## [Work order]
What is needed is a word-for-word copy of the records below.

[Dataset entries]
◇ ◇ ◇

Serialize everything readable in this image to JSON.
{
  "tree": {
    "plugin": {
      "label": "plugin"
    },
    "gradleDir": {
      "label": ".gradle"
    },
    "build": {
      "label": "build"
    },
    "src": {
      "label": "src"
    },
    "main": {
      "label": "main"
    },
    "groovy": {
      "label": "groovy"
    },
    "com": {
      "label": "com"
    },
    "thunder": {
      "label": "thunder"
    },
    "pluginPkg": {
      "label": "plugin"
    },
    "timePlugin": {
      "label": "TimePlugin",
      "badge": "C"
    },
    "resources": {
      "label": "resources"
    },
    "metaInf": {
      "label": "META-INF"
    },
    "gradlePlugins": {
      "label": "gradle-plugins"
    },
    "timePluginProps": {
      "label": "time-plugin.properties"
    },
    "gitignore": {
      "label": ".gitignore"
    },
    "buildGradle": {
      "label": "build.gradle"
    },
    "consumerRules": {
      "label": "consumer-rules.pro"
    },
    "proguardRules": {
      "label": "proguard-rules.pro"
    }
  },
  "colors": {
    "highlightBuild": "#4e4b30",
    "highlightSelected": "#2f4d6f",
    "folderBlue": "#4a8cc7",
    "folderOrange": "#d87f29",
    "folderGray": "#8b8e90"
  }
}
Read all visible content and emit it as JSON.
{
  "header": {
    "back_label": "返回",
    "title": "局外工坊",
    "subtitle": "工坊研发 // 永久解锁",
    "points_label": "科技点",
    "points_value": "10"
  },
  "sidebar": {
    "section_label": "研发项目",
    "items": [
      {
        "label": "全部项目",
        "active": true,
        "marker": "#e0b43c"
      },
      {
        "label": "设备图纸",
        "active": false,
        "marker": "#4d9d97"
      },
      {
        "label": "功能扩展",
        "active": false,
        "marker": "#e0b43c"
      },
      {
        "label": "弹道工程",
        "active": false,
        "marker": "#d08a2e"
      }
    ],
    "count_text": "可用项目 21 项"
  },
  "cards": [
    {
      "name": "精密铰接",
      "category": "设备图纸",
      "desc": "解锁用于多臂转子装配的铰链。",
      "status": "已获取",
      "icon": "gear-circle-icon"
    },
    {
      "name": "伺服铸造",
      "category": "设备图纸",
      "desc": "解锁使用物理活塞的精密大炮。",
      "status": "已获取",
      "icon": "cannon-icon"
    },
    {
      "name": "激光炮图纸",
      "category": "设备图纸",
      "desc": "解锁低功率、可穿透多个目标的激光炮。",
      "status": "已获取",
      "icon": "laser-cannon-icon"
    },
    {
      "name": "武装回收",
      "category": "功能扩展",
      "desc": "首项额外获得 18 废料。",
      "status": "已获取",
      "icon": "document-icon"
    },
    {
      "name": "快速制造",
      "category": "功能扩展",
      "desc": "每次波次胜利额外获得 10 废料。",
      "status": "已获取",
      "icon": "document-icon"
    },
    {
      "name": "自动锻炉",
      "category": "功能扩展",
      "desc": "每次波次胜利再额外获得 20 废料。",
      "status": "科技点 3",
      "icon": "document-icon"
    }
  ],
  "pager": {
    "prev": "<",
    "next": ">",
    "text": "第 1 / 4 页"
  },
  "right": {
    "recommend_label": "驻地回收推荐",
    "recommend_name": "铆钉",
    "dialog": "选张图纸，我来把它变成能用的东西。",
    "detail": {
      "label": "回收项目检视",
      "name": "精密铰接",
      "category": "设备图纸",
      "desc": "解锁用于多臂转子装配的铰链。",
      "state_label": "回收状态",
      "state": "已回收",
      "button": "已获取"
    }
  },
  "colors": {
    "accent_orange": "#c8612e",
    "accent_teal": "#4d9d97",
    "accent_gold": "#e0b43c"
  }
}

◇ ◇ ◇

## [Response to the task]
Serialize everything readable in this image to JSON.
{
  "tree": {
    "plugin": {
      "label": "plugin"
    },
    "gradleDir": {
      "label": ".gradle"
    },
    "build": {
      "label": "build"
    },
    "src": {
      "label": "src"
    },
    "main": {
      "label": "main"
    },
    "groovy": {
      "label": "groovy"
    },
    "com": {
      "label": "com"
    },
    "thunder": {
      "label": "thunder"
    },
    "pluginPkg": {
      "label": "plugin"
    },
    "timePlugin": {
      "label": "TimePlugin",
      "badge": "C"
    },
    "resources": {
      "label": "resources"
    },
    "metaInf": {
      "label": "META-INF"
    },
    "gradlePlugins": {
      "label": "gradle-plugins"
    },
    "timePluginProps": {
      "label": "time-plugin.properties"
    },
    "gitignore": {
      "label": ".gitignore"
    },
    "buildGradle": {
      "label": "build.gradle"
    },
    "consumerRules": {
      "label": "consumer-rules.pro"
    },
    "proguardRules": {
      "label": "proguard-rules.pro"
    }
  },
  "colors": {
    "highlightBuild": "#4e4b30",
    "highlightSelected": "#2f4d6f",
    "folderBlue": "#4a8cc7",
    "folderOrange": "#d87f29",
    "folderGray": "#8b8e90"
  }
}
Read all visible content and emit it as JSON.
{
  "header": {
    "back_label": "返回",
    "title": "局外工坊",
    "subtitle": "工坊研发 // 永久解锁",
    "points_label": "科技点",
    "points_value": "10"
  },
  "sidebar": {
    "section_label": "研发项目",
    "items": [
      {
        "label": "全部项目",
        "active": true,
        "marker": "#e0b43c"
      },
      {
        "label": "设备图纸",
        "active": false,
        "marker": "#4d9d97"
      },
      {
        "label": "功能扩展",
        "active": false,
        "marker": "#e0b43c"
      },
      {
        "label": "弹道工程",
        "active": false,
        "marker": "#d08a2e"
      }
    ],
    "count_text": "可用项目 21 项"
  },
  "cards": [
    {
      "name": "精密铰接",
      "category": "设备图纸",
      "desc": "解锁用于多臂转子装配的铰链。",
      "status": "已获取",
      "icon": "gear-circle-icon"
    },
    {
      "name": "伺服铸造",
      "category": "设备图纸",
      "desc": "解锁使用物理活塞的精密大炮。",
      "status": "已获取",
      "icon": "cannon-icon"
    },
    {
      "name": "激光炮图纸",
      "category": "设备图纸",
      "desc": "解锁低功率、可穿透多个目标的激光炮。",
      "status": "已获取",
      "icon": "laser-cannon-icon"
    },
    {
      "name": "武装回收",
      "category": "功能扩展",
      "desc": "首项额外获得 18 废料。",
      "status": "已获取",
      "icon": "document-icon"
    },
    {
      "name": "快速制造",
      "category": "功能扩展",
      "desc": "每次波次胜利额外获得 10 废料。",
      "status": "已获取",
      "icon": "document-icon"
    },
    {
      "name": "自动锻炉",
      "category": "功能扩展",
      "desc": "每次波次胜利再额外获得 20 废料。",
      "status": "科技点 3",
      "icon": "document-icon"
    }
  ],
  "pager": {
    "prev": "<",
    "next": ">",
    "text": "第 1 / 4 页"
  },
  "right": {
    "recommend_label": "驻地回收推荐",
    "recommend_name": "铆钉",
    "dialog": "选张图纸，我来把它变成能用的东西。",
    "detail": {
      "label": "回收项目检视",
      "name": "精密铰接",
      "category": "设备图纸",
      "desc": "解锁用于多臂转子装配的铰链。",
      "state_label": "回收状态",
      "state": "已回收",
      "button": "已获取"
    }
  },
  "colors": {
    "accent_orange": "#c8612e",
    "accent_teal": "#4d9d97",
    "accent_gold": "#e0b43c"
  }
}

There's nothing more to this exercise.